The European Central Bank is to maintain its key interest rate at a record low 1.0 percent. ECB President Jean-Claude Trichet (photo) said it would fight inflation while ensuring unlimited amounts of cash to commercial banks until the end of 2010.
AFP - European Central Bank president Jean-Claude Trichet pledged Thursday that the ECB would fight inflation while ensuring that commercial banks get crucial funding to avoid another credit crunch.
"We are inflexibly attached to price stability," Trichet vowed after the ECB maintained its key interest rate at a record low 1.0 percent.
But he added that the ECB would still lend unlimited amounts of cash to commercial banks in regular three-month refinancing operations through September to ensure plentiful liquidity in interbank lending markets.
"We decided today to adopt a fixed-rate tender procedure with full allotment," Trichet said.
The re-financing move appeared to be a response to the realisation that lending between banks has begun to freeze up on fears that borrowers might suffer heavy losses on loans to the private sector and some governments.
A similar credit crunch arose after the collapse of the US investment bank Lehman Brothers in September 2008 and was also met then with the provision of huge amounts of cash by central banks around the world.
Some economists and a senior member of the ECB's own governing council have voiced concern that the ECB's recent practice of buying debt issued by weaker eurozone countries such as Greece, Ireland and Portugal could fuel inflation, undercutting the core ECB mandate for stable prices.

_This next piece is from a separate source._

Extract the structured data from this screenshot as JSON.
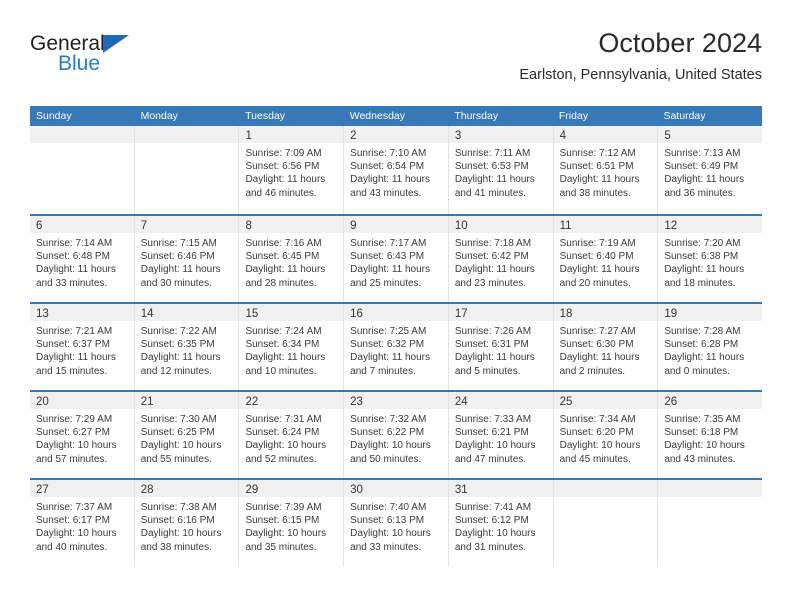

Trichet argued that the ECB offsets any debt purchases by withdrawing cash from the eurozone banking system to "sterilise" the operation.
But ING senior economist Carsten Brzeski noted: "It is rather a pseudo sterilisation if banks can still get abundant liquidity at the ECB."
An ECB statement nonetheless stressed that "all the non-standard measures taken during the period of strong financial market tensions ... are fully consistent with our mandate and, by construction, temporary in nature."
The ECB chief refused to provide more information beyond what was already known -- the amount of money the bank has spent on debt purchases so far.
"Week after week you can see what we are doing. We don't give any additional information," Trichet said.
Analysts said his remarks suggested that he wanted to show that the ECB was not about to bow to pressure from markets, media or politicians as it carried out the controversial policy.
Critics say that by buying up such debt, the ECB effectively allows governments to raise fresh funds too easily and at the risk of stoking inflation pressures.
"The ECB today tried to recover its old poise," Brzeski said. "President Trichet was back in shape, being masterly reticent."
Analysts had hoped the bank would say which country's debt was being bought and how long the programme would last in order to stem speculation that has added to pressure on the euro and rising tension on interbank lending markets.
Trichet made no assessment of the single currency's present level around 1.20 dollars but stressed that "the euro is credible, keeps its value and is a major asset for domestic and exterior investors."
The central bank chief also stressed that there was "unusually high uncertainty" on the economic outlook, as he presented the latest forecasts by ECB staff for eurozone growth and inflation.
The 16-nation bloc should grow 1.0 percent this year and 1.2 percent in 2011, Trichet said, compared with previous forecasts of 0.8 percent and 1.5 percent.
Ernst & Young senior economist Marie Diron predicted however that some eurozone members would see zero or negative growth in the coming years.
"A number of countries are heading for a 'lost decade' (as in) Japan in the 1980s and 1990s," she said.
Inflation was forecast meanwhile at 1.5 percent this year and 1.6 percent in 2011, higher than the previous estimates of 1.2 percent and 1.5 percent.
Date created : 2010-06-11